Tally the lines of the records that contain the string "title", then give the total and nothing more.

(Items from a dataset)
◆ ◆ ◆

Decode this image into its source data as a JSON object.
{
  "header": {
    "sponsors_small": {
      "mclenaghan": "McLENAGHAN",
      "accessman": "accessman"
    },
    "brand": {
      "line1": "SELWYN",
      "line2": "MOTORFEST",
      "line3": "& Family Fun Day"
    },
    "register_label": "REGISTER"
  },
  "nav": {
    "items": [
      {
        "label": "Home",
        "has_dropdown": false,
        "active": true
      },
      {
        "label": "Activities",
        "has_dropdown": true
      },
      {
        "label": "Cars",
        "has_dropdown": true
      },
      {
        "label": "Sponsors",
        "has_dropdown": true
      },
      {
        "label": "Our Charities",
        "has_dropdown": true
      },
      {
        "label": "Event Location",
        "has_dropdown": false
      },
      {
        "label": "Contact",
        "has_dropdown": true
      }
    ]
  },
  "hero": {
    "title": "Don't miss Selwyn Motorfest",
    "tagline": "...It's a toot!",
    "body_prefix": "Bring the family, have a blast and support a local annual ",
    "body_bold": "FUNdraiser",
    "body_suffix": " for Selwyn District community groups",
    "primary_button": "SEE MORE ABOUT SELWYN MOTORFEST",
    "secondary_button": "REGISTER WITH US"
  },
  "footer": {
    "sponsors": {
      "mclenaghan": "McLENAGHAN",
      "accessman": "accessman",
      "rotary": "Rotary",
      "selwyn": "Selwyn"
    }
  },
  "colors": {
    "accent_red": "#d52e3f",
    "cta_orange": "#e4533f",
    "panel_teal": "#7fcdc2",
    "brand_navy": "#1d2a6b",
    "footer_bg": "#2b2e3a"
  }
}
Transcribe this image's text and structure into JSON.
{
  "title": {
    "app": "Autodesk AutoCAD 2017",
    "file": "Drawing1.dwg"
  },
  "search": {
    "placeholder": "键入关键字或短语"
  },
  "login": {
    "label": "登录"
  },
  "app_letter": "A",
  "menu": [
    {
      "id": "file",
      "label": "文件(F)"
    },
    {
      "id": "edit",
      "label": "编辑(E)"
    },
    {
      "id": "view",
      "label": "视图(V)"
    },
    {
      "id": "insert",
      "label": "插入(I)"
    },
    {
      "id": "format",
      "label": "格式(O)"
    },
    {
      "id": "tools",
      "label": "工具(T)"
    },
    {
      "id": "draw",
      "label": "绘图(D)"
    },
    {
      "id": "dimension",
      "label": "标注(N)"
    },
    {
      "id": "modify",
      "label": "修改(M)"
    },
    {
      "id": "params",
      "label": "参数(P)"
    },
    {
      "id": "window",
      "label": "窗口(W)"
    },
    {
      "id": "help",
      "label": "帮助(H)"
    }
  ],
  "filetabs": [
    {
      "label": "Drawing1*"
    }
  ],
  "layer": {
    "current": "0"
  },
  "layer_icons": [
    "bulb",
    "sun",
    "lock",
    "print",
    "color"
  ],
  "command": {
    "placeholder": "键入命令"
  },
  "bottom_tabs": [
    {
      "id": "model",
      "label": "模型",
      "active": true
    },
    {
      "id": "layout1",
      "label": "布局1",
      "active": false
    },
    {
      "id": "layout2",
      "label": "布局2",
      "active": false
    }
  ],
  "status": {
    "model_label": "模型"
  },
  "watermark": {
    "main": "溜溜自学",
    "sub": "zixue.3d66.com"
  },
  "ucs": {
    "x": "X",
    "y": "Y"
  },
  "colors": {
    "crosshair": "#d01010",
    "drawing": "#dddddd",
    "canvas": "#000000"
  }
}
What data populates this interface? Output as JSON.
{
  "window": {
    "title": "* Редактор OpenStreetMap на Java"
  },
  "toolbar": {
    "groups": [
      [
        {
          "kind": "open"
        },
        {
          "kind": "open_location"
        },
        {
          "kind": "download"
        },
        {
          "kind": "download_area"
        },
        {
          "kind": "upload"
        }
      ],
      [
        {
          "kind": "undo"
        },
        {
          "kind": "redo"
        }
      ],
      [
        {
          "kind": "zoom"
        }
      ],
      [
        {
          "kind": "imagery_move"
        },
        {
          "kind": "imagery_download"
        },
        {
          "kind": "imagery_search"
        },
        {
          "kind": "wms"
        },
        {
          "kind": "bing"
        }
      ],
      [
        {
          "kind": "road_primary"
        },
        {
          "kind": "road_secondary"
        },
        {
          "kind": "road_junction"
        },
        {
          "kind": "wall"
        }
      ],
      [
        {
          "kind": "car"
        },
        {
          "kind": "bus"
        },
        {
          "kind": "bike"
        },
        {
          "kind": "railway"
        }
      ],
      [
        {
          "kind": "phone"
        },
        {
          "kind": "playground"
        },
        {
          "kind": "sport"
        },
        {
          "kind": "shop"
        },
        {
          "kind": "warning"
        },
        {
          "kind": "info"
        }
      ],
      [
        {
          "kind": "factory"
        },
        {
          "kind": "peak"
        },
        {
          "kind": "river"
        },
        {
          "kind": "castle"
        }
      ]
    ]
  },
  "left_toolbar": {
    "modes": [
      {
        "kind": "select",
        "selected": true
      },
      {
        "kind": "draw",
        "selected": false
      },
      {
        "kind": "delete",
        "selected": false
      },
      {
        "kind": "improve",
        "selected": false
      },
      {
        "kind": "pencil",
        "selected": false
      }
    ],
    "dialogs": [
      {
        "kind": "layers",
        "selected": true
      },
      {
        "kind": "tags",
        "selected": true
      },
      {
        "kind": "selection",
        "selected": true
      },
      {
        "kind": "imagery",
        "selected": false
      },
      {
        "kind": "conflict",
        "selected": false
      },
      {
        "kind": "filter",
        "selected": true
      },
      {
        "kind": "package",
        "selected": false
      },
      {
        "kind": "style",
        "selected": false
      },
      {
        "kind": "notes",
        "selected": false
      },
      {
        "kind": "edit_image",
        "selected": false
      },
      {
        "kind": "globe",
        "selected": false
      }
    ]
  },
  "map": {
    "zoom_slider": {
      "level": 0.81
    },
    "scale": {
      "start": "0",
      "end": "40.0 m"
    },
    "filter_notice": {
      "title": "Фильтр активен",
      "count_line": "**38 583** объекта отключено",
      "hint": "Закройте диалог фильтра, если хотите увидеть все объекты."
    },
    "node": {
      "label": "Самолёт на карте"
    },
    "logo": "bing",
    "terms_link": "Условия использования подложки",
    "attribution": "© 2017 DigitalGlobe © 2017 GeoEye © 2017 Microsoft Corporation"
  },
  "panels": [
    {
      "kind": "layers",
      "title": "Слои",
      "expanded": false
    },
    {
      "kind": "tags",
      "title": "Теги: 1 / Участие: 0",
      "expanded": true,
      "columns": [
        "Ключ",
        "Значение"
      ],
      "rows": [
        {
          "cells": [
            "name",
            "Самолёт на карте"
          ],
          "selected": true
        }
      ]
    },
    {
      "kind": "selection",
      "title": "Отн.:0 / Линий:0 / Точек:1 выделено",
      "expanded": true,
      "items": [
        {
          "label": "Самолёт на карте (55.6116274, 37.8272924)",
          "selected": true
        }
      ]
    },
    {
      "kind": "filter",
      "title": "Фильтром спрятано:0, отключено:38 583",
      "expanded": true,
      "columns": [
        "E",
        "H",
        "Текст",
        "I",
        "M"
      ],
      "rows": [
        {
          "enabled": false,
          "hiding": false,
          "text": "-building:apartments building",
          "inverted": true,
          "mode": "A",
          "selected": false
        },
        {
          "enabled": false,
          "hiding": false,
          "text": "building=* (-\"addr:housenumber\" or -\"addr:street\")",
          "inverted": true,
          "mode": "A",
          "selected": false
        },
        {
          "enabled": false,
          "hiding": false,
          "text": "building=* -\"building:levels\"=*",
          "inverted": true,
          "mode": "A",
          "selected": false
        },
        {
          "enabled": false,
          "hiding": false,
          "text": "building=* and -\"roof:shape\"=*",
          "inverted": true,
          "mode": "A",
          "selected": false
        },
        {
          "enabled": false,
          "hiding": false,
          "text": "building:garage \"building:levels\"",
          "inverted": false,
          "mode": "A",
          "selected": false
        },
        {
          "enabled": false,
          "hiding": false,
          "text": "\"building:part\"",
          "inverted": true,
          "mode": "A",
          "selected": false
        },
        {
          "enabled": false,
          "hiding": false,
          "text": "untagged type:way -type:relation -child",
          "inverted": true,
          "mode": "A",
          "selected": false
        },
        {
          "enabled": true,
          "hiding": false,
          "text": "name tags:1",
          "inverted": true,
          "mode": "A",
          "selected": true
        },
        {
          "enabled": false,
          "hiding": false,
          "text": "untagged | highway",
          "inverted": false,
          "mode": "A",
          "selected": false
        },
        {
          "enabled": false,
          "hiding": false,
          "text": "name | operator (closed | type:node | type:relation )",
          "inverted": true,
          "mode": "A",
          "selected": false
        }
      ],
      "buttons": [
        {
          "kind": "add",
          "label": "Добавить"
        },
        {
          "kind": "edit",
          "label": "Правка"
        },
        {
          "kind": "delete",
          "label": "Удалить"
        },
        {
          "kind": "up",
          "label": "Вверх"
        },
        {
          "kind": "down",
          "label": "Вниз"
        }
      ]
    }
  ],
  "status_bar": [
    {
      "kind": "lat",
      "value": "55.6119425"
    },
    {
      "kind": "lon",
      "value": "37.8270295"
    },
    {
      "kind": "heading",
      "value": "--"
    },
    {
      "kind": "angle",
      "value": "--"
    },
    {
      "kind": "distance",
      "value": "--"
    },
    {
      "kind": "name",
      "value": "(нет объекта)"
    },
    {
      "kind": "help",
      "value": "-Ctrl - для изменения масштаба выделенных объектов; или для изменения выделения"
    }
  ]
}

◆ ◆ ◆

RESPONSE
8